Barren-ground Caribou

Bathurst Herd


The Bathurst caribou is named for Bathurst Inlet, the general area of the herd’s traditional calving grounds.

They are part of the barren-ground caribou, a key northern species. Caribou have shaped the cultural identity of First Nations, Inuit and Métis peoples over millennia through mutual relationships built on respect.

Bathurst Caribou
Bathurst Caribou


The Bathurst caribou range (or use of habitat) extends from southern and central Northwest Territories (NWT) to the Bathurst Inlet in Nunavut. In some years, they have wintered as far south as northern Saskatchewan.


The Bathurst caribou herd has suffered a dramatic decline in numbers from a high of roughly 470,000 in the mid-1980s to a low of about 6,240 today. In the latest population counts, the overall rate of decline has slowed from what was seen before 2018. Some indicators like how many cows (females) survive, and how many calves there are compared to cows have improved. However, the situation remains serious.

Population surveys since 2003 indicate a rapid decline in the population size. The rate of decline has slowed compared to counts prior to 2018, but the situation remains serious.  

2003               186,000 animals

2006               128,000 animals

2009                32,000 animals

2012                35,000 animals

2015                20,000 animals

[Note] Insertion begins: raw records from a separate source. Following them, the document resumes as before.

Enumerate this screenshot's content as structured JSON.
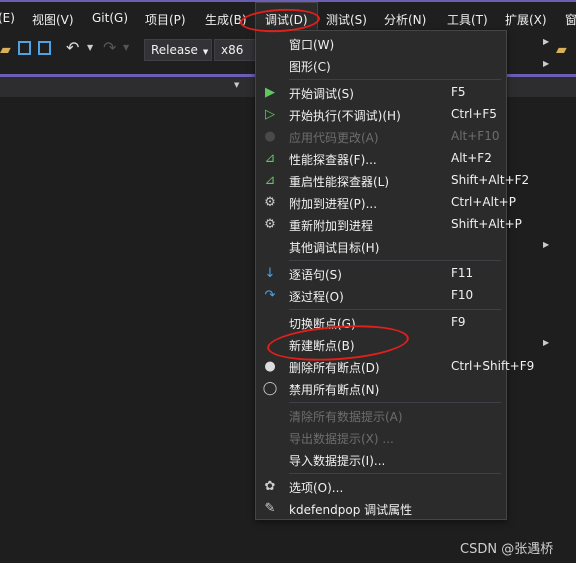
{
  "menubar": [
    "(E)",
    "视图(V)",
    "Git(G)",
    "项目(P)",
    "生成(B)",
    "调试(D)",
    "测试(S)",
    "分析(N)",
    "工具(T)",
    "扩展(X)",
    "窗"
  ],
  "toolbar": {
    "config": "Release",
    "platform": "x86"
  },
  "menu": {
    "groups": [
      [
        {
          "label": "窗口(W)",
          "submenu": true
        },
        {
          "label": "图形(C)",
          "submenu": true
        }
      ],
      [
        {
          "label": "开始调试(S)",
          "shortcut": "F5",
          "icon": "play-icon"
        },
        {
          "label": "开始执行(不调试)(H)",
          "shortcut": "Ctrl+F5",
          "icon": "play-outline-icon"
        },
        {
          "label": "应用代码更改(A)",
          "shortcut": "Alt+F10",
          "icon": "flame-icon",
          "disabled": true
        },
        {
          "label": "性能探查器(F)...",
          "shortcut": "Alt+F2",
          "icon": "performance-icon"
        },
        {
          "label": "重启性能探查器(L)",
          "shortcut": "Shift+Alt+F2",
          "icon": "performance-icon"
        },
        {
          "label": "附加到进程(P)...",
          "shortcut": "Ctrl+Alt+P",
          "icon": "gears-icon"
        },
        {
          "label": "重新附加到进程",
          "shortcut": "Shift+Alt+P",
          "icon": "gears-icon"
        },
        {
          "label": "其他调试目标(H)",
          "submenu": true
        }
      ],
      [
        {
          "label": "逐语句(S)",
          "shortcut": "F11",
          "icon": "step-into-icon"
        },
        {
          "label": "逐过程(O)",
          "shortcut": "F10",
          "icon": "step-over-icon"
        }
      ],
      [
        {
          "label": "切换断点(G)",
          "shortcut": "F9"
        },
        {
          "label": "新建断点(B)",
          "submenu": true
        },
        {
          "label": "删除所有断点(D)",
          "shortcut": "Ctrl+Shift+F9",
          "icon": "delete-breakpoints-icon"
        },
        {
          "label": "禁用所有断点(N)",
          "icon": "disable-breakpoints-icon"
        }
      ],
      [
        {
          "label": "清除所有数据提示(A)",
          "disabled": true
        },
        {
          "label": "导出数据提示(X) ...",
          "disabled": true
        },
        {
          "label": "导入数据提示(I)..."
        }
      ],
      [
        {
          "label": "选项(O)...",
          "icon": "gear-icon"
        },
        {
          "label": "kdefendpop 调试属性",
          "icon": "wrench-icon"
        }
      ]
    ]
  },
  "watermark": "CSDN @张遇桥",
  "colors": {
    "accent": "#6b5fb5",
    "highlight": "#e0201b",
    "play": "#5fc95f",
    "step": "#4fa3e0"
  }
}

2018                8,200 animals

2021                6,240 animals

Recovery and Conservation Actions